The proliferation of lucrative yet often ill-planned and destructive mini hydro power plants in the wet zone region has been a serious environmental and social concern, as these projects can destroy endemically rich and biodiverse habitats in fragmented forest patches, while causing problems with the water supply for neighbouring settlements. EFL investigated many cases of destructive mini hydropower plants, including a project on the Koskulana River, bordering Sinharaja Forest Reserve which eventually led to litigation against the project developers. In
EFL conducted a visit to a mini hydro project in Kitulgala on the 7th July. A weir currently being constructed has resulted in the river bank being extensively cleared leading to a landslide blocking the river. In addition to felling of trees, rocks have been blasted and the debris has been dumped in the river. The mini hydro project belongs to the Divisional Secretariat of Yatiyanthota and lies in the village of Mahabage on the north bank of Girangkiththa oya

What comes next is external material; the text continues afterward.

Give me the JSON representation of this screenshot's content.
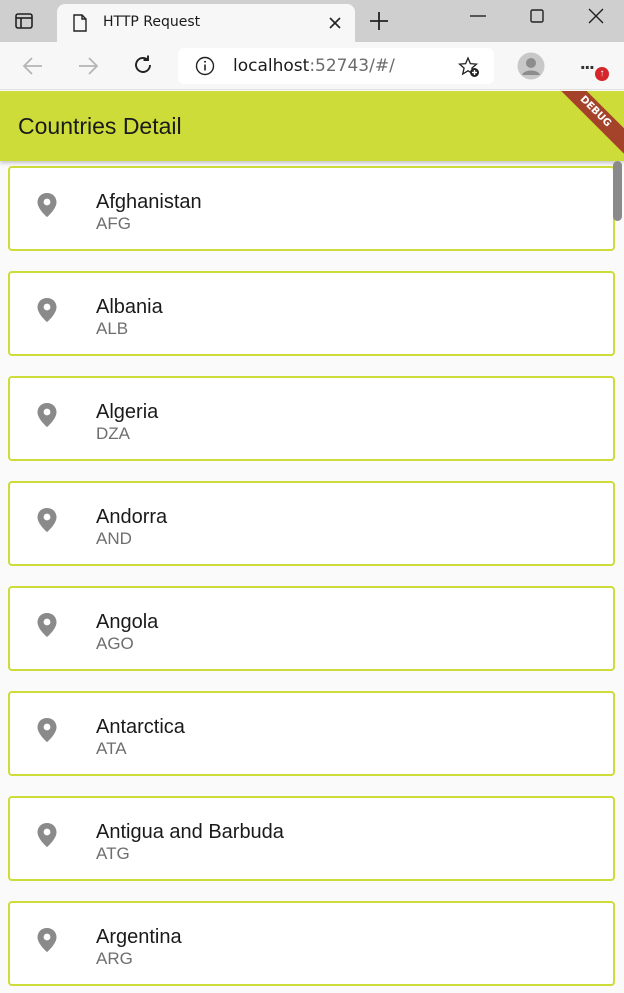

EFL held a successful awareness session for financial institutions on the detrimental environmental, social and financial consequences of investing in mini hydro projects in ecologically sensitive areas. The awareness session was held on the 10th of June 2016 at the Sri Lanka Foundation Institute in collaboration with Sri Lanka Water Partnership and was attended by representatives of major banks including National Development Bank, Sampath Bank, National Savings Bank, and Peoples Bank as well as representatives from the Central Environmental Authority.
EFL conducted a site visit to Erathne in the Ratnapura District, which lies between the Samanala Strict Forest Reserve (which is connected to the central highlands UNESCO World Heritage Site) and Eratna Girimale Protected Forest Reserve. The Kuru Ganga originates from the Samanala Reserve, flowing through the Girimale Reserve to eventually join the Kalu Ganga. Three mini hydro power plants with a capacity ranging from 10-2 MW are currently situated on the Kuru Ganga, while another mini hydro plant is
Environmental Foundation Limited in collaboration with Sri Lanka Water Partnership (SLWP) recently held “A Dialogue on Policy Implications and Community Concerns Resulting from the Approval Process of Mini Hydro Power Plants” on the 31st of March at the International Water Management Institute (IWMI). The dialogue was held with the objective of gathering all stakeholders to address various concerns arising due to mini hydropower projects and identify the shortcomings in the approval process. The event consisted of two panel discussions, a community panel
EFL conducted a site visit to Koskulana on the 14th of December 2015 to investigate the environmental impacts posed by a mini hydro power plant constructed on the banks of the Koskulana River, located in the buffer zone of the Sinharaja Forest. In addition to the extensive environmental damage caused by the construction of the weir and powerhouse, EFL was able to confirm discrepancies between the Initial Environmental Examination (IEE) and the implementation of the project. Download the full report here.
Environmental concerns have come to the forefront of global issues in recent years and the world has begun to move towards more sustainable methods of meeting the energy requirements of the growing population. As an island nation rich in natural resources Sri Lanka has the potential to engage in the generation of power through solar, wind and hydro energy. With the encouragement of the relevant government authorities’ Sri Lanka has seen a rise in the contribution of sustainable energy